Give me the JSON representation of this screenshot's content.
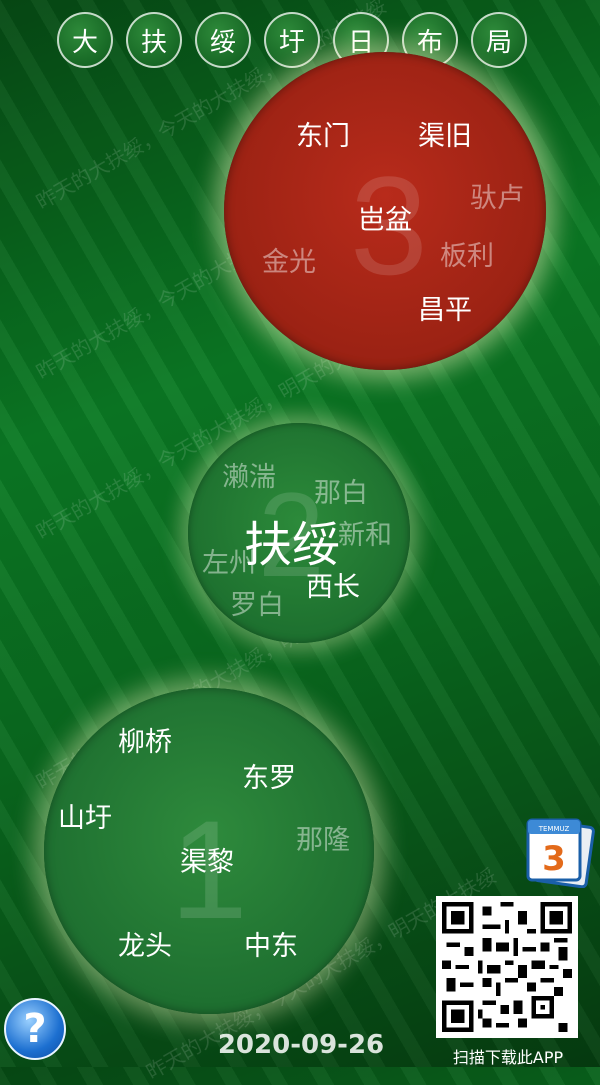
{
  "watermark": "昨天的大扶绥，今天的大扶绥，明天的大扶绥",
  "top_buttons": [
    "大",
    "扶",
    "绥",
    "圩",
    "日",
    "布",
    "局"
  ],
  "circle_3": {
    "number": "3",
    "places": [
      {
        "name": "东门",
        "active": true
      },
      {
        "name": "渠旧",
        "active": true
      },
      {
        "name": "驮卢",
        "active": false
      },
      {
        "name": "岜盆",
        "active": true
      },
      {
        "name": "金光",
        "active": false
      },
      {
        "name": "板利",
        "active": false
      },
      {
        "name": "昌平",
        "active": true
      }
    ]
  },
  "circle_2": {
    "number": "2",
    "center": "扶绥",
    "places": [
      {
        "name": "濑湍",
        "active": false
      },
      {
        "name": "那白",
        "active": false
      },
      {
        "name": "新和",
        "active": false
      },
      {
        "name": "左州",
        "active": false
      },
      {
        "name": "西长",
        "active": true
      },
      {
        "name": "罗白",
        "active": false
      }
    ]
  },
  "circle_1": {
    "number": "1",
    "places": [
      {
        "name": "柳桥",
        "active": true
      },
      {
        "name": "东罗",
        "active": true
      },
      {
        "name": "山圩",
        "active": true
      },
      {
        "name": "那隆",
        "active": false
      },
      {
        "name": "渠黎",
        "active": true
      },
      {
        "name": "龙头",
        "active": true
      },
      {
        "name": "中东",
        "active": true
      }
    ]
  },
  "help_label": "?",
  "date": "2020-09-26",
  "calendar_number": "3",
  "calendar_header": "TEMMUZ",
  "qr_label": "扫描下载此APP",
  "colors": {
    "active_circle": "#b82b1b",
    "inactive_circle": "#2c8a3a",
    "background": "#0b7a24"
  }
}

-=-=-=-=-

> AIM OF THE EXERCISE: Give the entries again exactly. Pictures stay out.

> SOLUTION FOR THIS TASK:
Give me the JSON representation of this screenshot's content.
{
  "watermark": "昨天的大扶绥，今天的大扶绥，明天的大扶绥",
  "top_buttons": [
    "大",
    "扶",
    "绥",
    "圩",
    "日",
    "布",
    "局"
  ],
  "circle_3": {
    "number": "3",
    "places": [
      {
        "name": "东门",
        "active": true
      },
      {
        "name": "渠旧",
        "active": true
      },
      {
        "name": "驮卢",
        "active": false
      },
      {
        "name": "岜盆",
        "active": true
      },
      {
        "name": "金光",
        "active": false
      },
      {
        "name": "板利",
        "active": false
      },
      {
        "name": "昌平",
        "active": true
      }
    ]
  },
  "circle_2": {
    "number": "2",
    "center": "扶绥",
    "places": [
      {
        "name": "濑湍",
        "active": false
      },
      {
        "name": "那白",
        "active": false
      },
      {
        "name": "新和",
        "active": false
      },
      {
        "name": "左州",
        "active": false
      },
      {
        "name": "西长",
        "active": true
      },
      {
        "name": "罗白",
        "active": false
      }
    ]
  },
  "circle_1": {
    "number": "1",
    "places": [
      {
        "name": "柳桥",
        "active": true
      },
      {
        "name": "东罗",
        "active": true
      },
      {
        "name": "山圩",
        "active": true
      },
      {
        "name": "那隆",
        "active": false
      },
      {
        "name": "渠黎",
        "active": true
      },
      {
        "name": "龙头",
        "active": true
      },
      {
        "name": "中东",
        "active": true
      }
    ]
  },
  "help_label": "?",
  "date": "2020-09-26",
  "calendar_number": "3",
  "calendar_header": "TEMMUZ",
  "qr_label": "扫描下载此APP",
  "colors": {
    "active_circle": "#b82b1b",
    "inactive_circle": "#2c8a3a",
    "background": "#0b7a24"
  }
}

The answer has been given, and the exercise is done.